- _Your task_:
Check every line of the entries below for the word "true", and copy the ones that have it.

[Stored entries]

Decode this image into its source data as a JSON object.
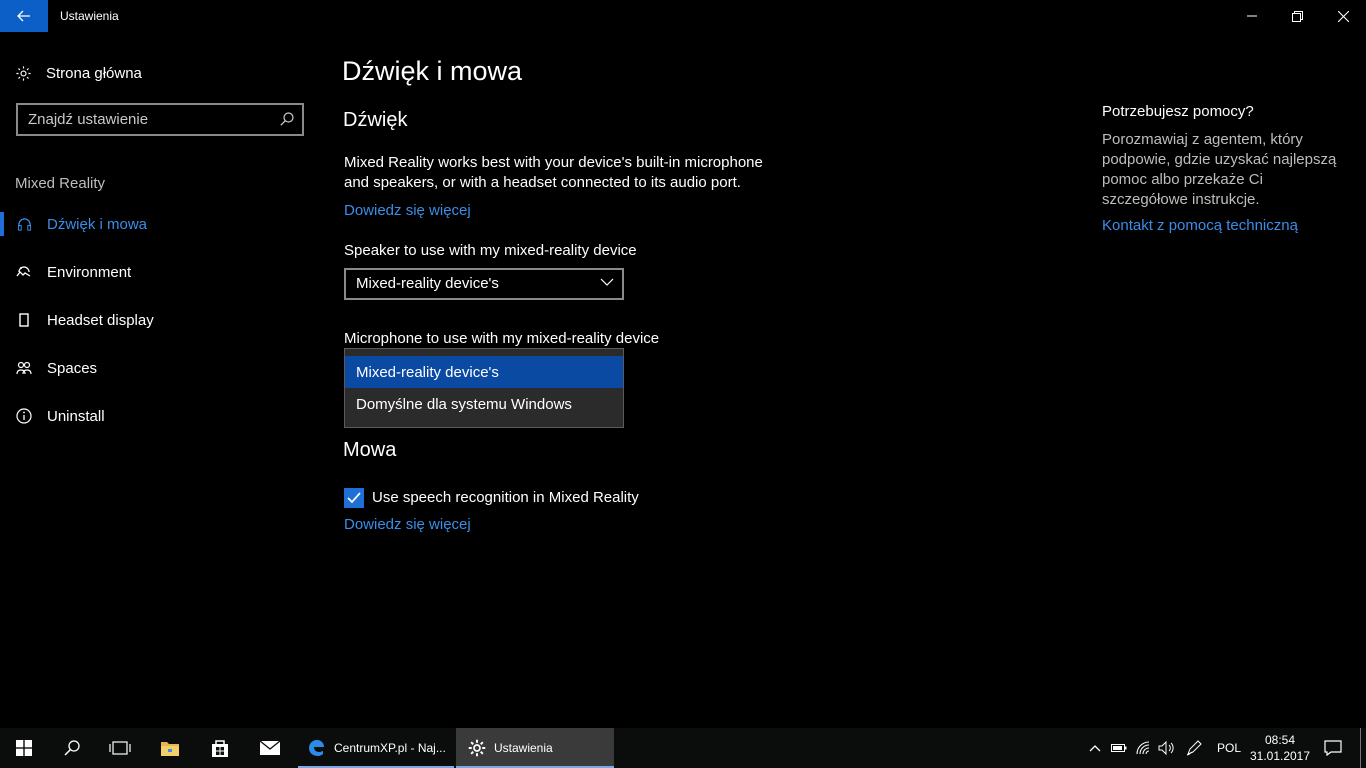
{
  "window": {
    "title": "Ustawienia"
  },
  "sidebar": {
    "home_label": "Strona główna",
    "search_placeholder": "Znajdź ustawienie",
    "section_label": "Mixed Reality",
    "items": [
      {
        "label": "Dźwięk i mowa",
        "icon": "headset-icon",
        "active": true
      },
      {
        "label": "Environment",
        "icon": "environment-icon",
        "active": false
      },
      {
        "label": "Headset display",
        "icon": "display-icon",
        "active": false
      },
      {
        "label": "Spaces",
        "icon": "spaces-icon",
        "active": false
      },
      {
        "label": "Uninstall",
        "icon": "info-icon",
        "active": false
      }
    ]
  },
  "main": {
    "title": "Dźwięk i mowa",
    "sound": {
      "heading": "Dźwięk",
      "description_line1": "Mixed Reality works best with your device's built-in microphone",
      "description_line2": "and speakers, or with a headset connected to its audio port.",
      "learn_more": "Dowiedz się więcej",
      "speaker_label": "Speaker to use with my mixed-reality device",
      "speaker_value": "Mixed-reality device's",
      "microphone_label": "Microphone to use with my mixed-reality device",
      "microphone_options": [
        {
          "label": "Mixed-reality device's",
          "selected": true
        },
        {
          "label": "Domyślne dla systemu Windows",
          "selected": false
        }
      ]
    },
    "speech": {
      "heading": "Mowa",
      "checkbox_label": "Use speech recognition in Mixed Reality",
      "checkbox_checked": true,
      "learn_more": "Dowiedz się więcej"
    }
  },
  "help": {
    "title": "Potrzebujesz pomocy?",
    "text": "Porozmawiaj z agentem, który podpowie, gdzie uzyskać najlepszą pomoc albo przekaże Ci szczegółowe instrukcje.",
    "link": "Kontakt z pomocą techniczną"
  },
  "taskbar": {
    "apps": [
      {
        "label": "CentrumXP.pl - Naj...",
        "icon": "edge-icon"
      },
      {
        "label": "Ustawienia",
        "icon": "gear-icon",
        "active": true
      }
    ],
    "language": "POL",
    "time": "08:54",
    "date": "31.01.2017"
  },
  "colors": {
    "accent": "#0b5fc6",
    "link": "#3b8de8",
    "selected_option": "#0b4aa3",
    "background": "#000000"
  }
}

- _Exercise answer_:
        "active": true
          "selected": true
      "checkbox_checked": true,
        "active": true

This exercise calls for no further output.